Measurement of Thin Film by Polarization-Modulation Infrared Reflection-Absorption Spectroscopy (PM-IRRAS)

Download PDF August 14, 2017


This report outlines a Polarization-Modulation Infrared Reflection-Absorption Spectroscopy (PM-IRRAS) system, with examples of sample data from the measurement of thin films. Several industrial products utilizing the advanced functionalities of thin films such as electric, optical and/or mechanical properties are now becoming more popular, and techniques for the manufacture and evaluation of these films has steadily improved. Infrared spectroscopy is well known as one of the most useful evaluation methods for these types of thin films, providing information on molecular structure and orientation, along with optical thickness and electric properties. Infrared Reflection-Absorption Spectroscopy (IRRAS) is useful for molecular structure analysis of a very thin films on metal substrates with a thickness in the region of tens of angstroms. However, there is a growing need for higher sensitivity measurement, and also process monitoring of film generation because of the development of newer devices that require higher performance and increased functionality. To meet this requirement JASCO has developed a monitoring system for film generation in a vacuum chamber using Polarization- Modulation Infrared Reflection-Absorption Spectroscopy (PM-IRRAS) with greater sensitivity than ordinary IRRAS.

Principle of PM-IRRAS

Fig. 1. Diagram of IRRAS method

IRRAS provides IR spectra measurement of thin films on metal substrates with high sensitivity using p-polarized light parallel to the plane of incidence . The p-polarized light generates an electric field with stationary vibration which increases sensitivity (see Fig.1); this allows film thickness measurement at the angstrom level. However, absorption peaks obtained by IRRAS are usually very small, and often require a long accumulation time. In addition, both a reference and a sample substrate must be measured. For these reasons the spectra can be significantly affected by the absorption of atmospheric H2O and CO2. On the other hand, PM-IRRAS is a method for finding the intensity difference in s- and p-polarized light (ΔI = Ip – Is) – vertical and parallel to the plane of incidence  respectively using a Photoelastic Modulator (PEM). As s-polarized light does not generate an electric field of stationary vibration, the absorption is much smaller than that of p-polarized light. In addition, in PM-IRRAS, the sum of s- and p- polarization signals (Σ I = Ip + Is) is used as reference and so there is no need to measure a reference substrate.
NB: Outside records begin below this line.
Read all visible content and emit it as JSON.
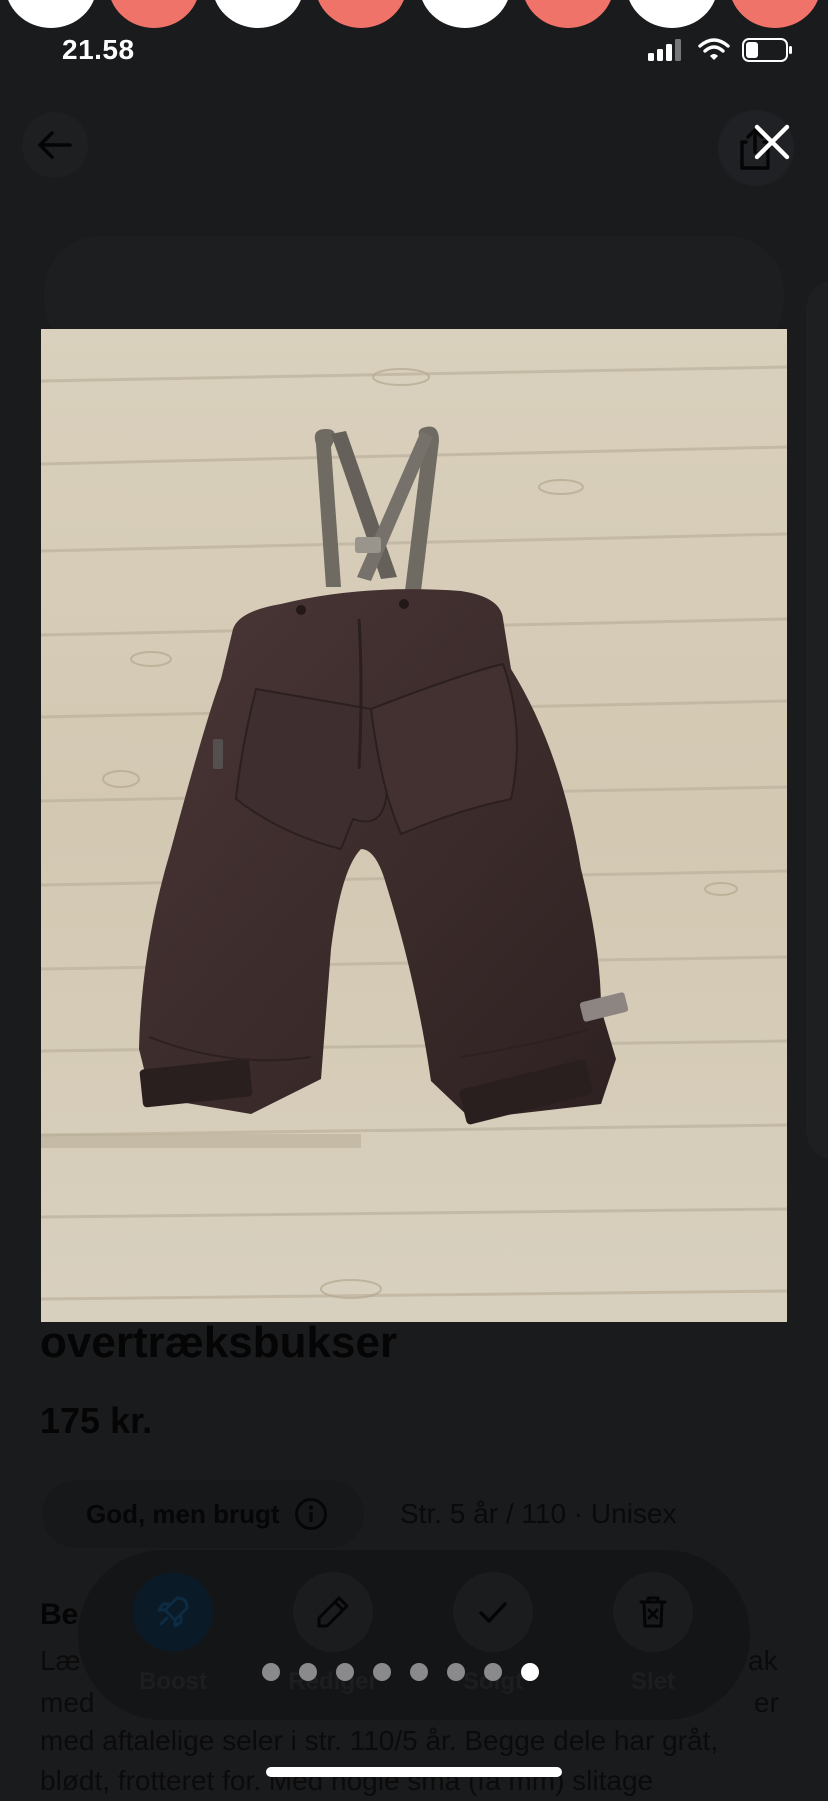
{
  "status_bar": {
    "time": "21.58"
  },
  "listing": {
    "title": "overtræksbukser",
    "price": "175 kr.",
    "condition": "God, men brugt",
    "size_info": "Str. 5 år / 110 · Unisex",
    "description_heading": "Be",
    "description_lines": [
      "Læ",
      "med",
      "med aftalelige seler i str. 110/5 år. Begge dele har gråt,",
      "blødt, frotteret for. Med nogle små (få mm) slitage"
    ],
    "description_right_fragments": [
      "ak",
      "er"
    ]
  },
  "actions": [
    {
      "label": "Boost",
      "icon": "rocket-icon"
    },
    {
      "label": "Rediger",
      "icon": "pencil-icon"
    },
    {
      "label": "Solgt",
      "icon": "check-icon"
    },
    {
      "label": "Slet",
      "icon": "trash-icon"
    }
  ],
  "gallery": {
    "image_count": 8,
    "active_index": 7
  },
  "colors": {
    "background": "#1a1b1c",
    "story_coral": "#f0736a",
    "story_white": "#ffffff",
    "floor": "#d6cdb9",
    "pants": "#3a2a2a",
    "strap": "#6f6a62"
  }
}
Hence, the effect due to the absorption of atmospheric H2O and CO2; can be greatly decreased. As the measurement of a reference substrate is not required, the results are free from the effect of differences between substrates and the overall measurement time can be shortened. PM-IRRAS measurement allows higher sensitivity by detecting small ΔI signals using a direct lock-in detection by adopting dual modulation spectroscopy of the FTIR interferometer and PEM.

Fig. 2. Comparison between IRRAS spectrum and PM-IRRAS spectrum (normalized, offset plotting)
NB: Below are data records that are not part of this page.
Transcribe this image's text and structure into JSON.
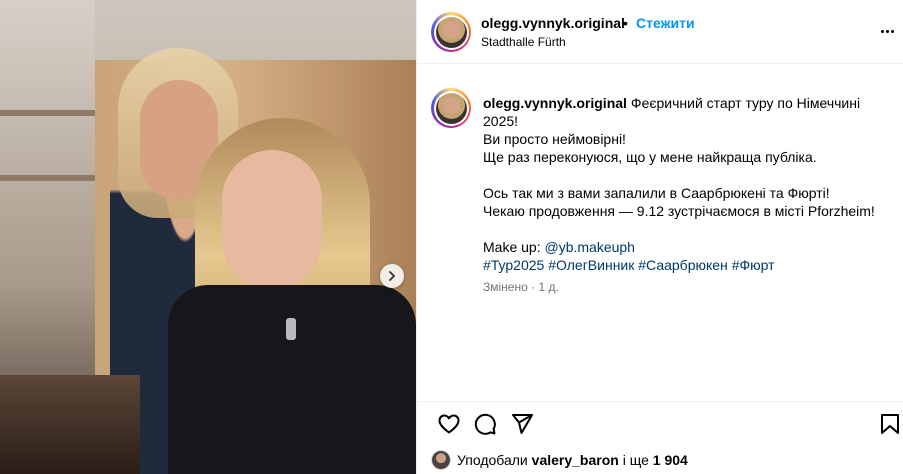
{
  "post": {
    "username": "olegg.vynnyk.original",
    "separator": "•",
    "follow_label": "Стежити",
    "location": "Stadthalle Fürth"
  },
  "caption": {
    "username": "olegg.vynnyk.original",
    "line1": "Феєричний старт туру по Німеччині 2025!",
    "line2": "Ви просто неймовірні!",
    "line3": "Ще раз переконуюся, що у мене найкраща публіка.",
    "line4": "Ось так ми з вами запалили в Саарбрюкені та Фюрті!",
    "line5": "Чекаю продовження — 9.12 зустрічаємося в місті Pforzheim!",
    "makeup_prefix": "Make up:",
    "makeup_mention": "@yb.makeuph",
    "hashtags": [
      "#Тур2025",
      "#ОлегВинник",
      "#Саарбрюкен",
      "#Фюрт"
    ],
    "edited": "Змінено",
    "dot": "·",
    "time": "1 д."
  },
  "likes": {
    "prefix": "Уподобали",
    "user": "valery_baron",
    "middle": "і ще",
    "count": "1 904"
  },
  "icons": {
    "more": "more-horizontal-icon",
    "like": "heart-icon",
    "comment": "comment-icon",
    "share": "send-icon",
    "save": "bookmark-icon",
    "next": "chevron-right-icon"
  }
}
Fig. 2 shows the results of a PMAA thin film on an Al mirror measured by IRRAS and PM-IRRAS with all other conditions remaining the same. The S/N of spectra obtained using PM-IRRAS are several times better than IRRAS.


Fig. 3. Appearance of FT/IR-6300FV & Polarization modulation unit (upper)
System layout of polarization modulation unit (lower)

Fig. 3 PM-IRRAS measurement system and system layout of the polarization modulation unit. While the optimal incidence angle is generally considered to be in the range 80 ~ 89° depending on the type of metal and the wavenumber of the incident light, the angle of incidence of the polarized light in this system is 85°. In addition, the entire system can be subject to a vacuum. In principle PM-IRRAS can greatly reduce the noise contribution from H2O and CO2, but vacuum optics can enhance the sensitivity still farther. As standard the system can flow gas onto the sample or heated sample, enabling it to be used for monitoring a film during the generation process, or evaluating structural changes.


PM-IRRAS, FTIR reflectance spectroscopy, thin film measurement


Measurement Example

1. PMMA Thin Film on an Al Mirror 
The result of PMMA measurement of a thin film on an Al mirror is shown in Fig. 4. The spectrum has good S/N without the influence of H2O.

Fig. 4. Measured spectrum of PMMA thin film

2. Aluminum Oxide Layer on Al Mirror
Measurement of a native oxidation film on an Al mirror is shown in Fig.5. The thickness of the native oxidation film obtained using ellipsometry (JASCO: M-220) is 46.9 Å and it is confirmed that the measurement of thickness at the Å level was made in approx. 1 minute using PM-IRRAS.

Fig. 5. Measured spectrum of native oxide film on Al mirror

About the Author

Keisuke Watanabe